The Oscar-winning cinematographer of Pan’s Labyrinth details his role as an executive producer on the six-part nature program.
Event photos by Hector Cruz Sandoval
Guillermo Navarro, ASC stopped by the ASC Clubhouse in Hollywood on May 2 for a “Clubhouse Conversation” event moderated by filmmaker and American Cinematographer contributor Jim Hemphill. Navarro was there to discuss Hostile Planet, the six-part NatGeo series on which he served as executive producer.
The cinematographer is best known for his narrative feature-film camerawork, including such pictures as Hellboy, Jackie Brown, Night at the Museum 3, Twilight: Breaking Dawn Parts 1&2, Pacific Rim and Pan’s Labryinth, for which he earned an Academy Award for Best Cinematography.
Navarro described the process of helping to create the Hostile Planet series from the beginning — joking that it was the first time he was ever “above anybody” — and explained his approach to the nature documentary.
Navarro’s goal was to use visual language and the latest technological tools to immerse the viewer in the experiences of the animals struggling to survive on the “hostile planet” of the title, in the hope that audiences would feel the effects of climate change in a visceral, immediate way. Shooting in 4K on a variety of cameras, with a heavy reliance on drones, Navarro’s crews went to seven continents and shot 1,300 hours of footage, which was edited down to six hours of television.
Navarro screened seven clips from the series, depicting the struggles of a wide variety of animals including turtles, barnacle geese, orcas, leopard seals, Gentoo penguins, hawks, rabbits, cheetahs and more. (A particular crowd pleaser was a battle between a jaguar and a caiman.) For each clip, Navarro discussed the ways in which his camera crews — usually consisting of just two or three filmmakers braving brutal weather conditions and dangerous encounters with the animals being filmed — achieved the subjective, immersive effect to which the series aspired.

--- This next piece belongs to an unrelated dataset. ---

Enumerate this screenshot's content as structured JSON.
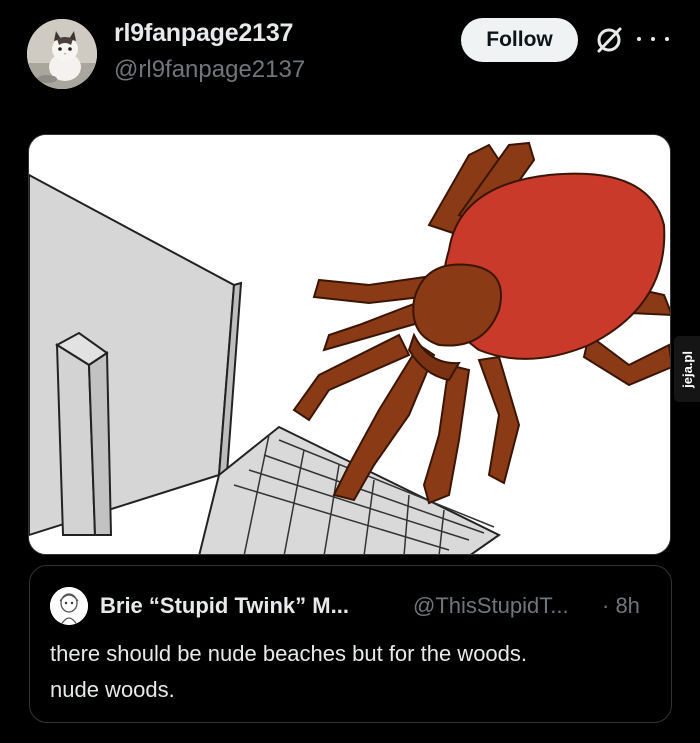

Navarro explained the unique quality of filmmakers who do this kind of work, and credited an army of researchers with deciding where to shoot and when. Even with all of that research, however, Navarro said that the series was heavily dependent on luck and patience, as the crews were forced to wait for days, even weeks until something happened.
Navarro continued exploring this idea during the audience portion of the Q&A, explaining that he gave his crews the mandate not to manipulate anything — they weren’t allowed to do anything to nudge the animals into interesting behavior. The idea was for the crews to have the smallest footprint possible, a goal that was possible to achieve thanks in part due to the new, lightweight cameras and equipment available today. That said, Navarro added that for the show’s underwater material, the crews had to take dozens of equipment cases with them into the harsh environments — there was just no getting around it due to the difficulty inherent to underwater camerawork and the specialized gear required.
During the audience Q&A, Navarro also addressed the postproduction process and discussed how the material was shaped there based on what kind of footage the crews were able to acquire. He explained that even when making narrative projects he doesn’t believe in relying on storyboards or a rigid plan; his preference is to respond to what’s in front of him, an approach that served him and his team well on Hostile Planet.
This discussion was part of the "Clubhouse Conversations" program that brings cinematographers to the ASC Clubhouse to present and discuss their work with Society members and the public. Follow American Cinematographer on Facebook, Twitter and Instagram for announcements about these events.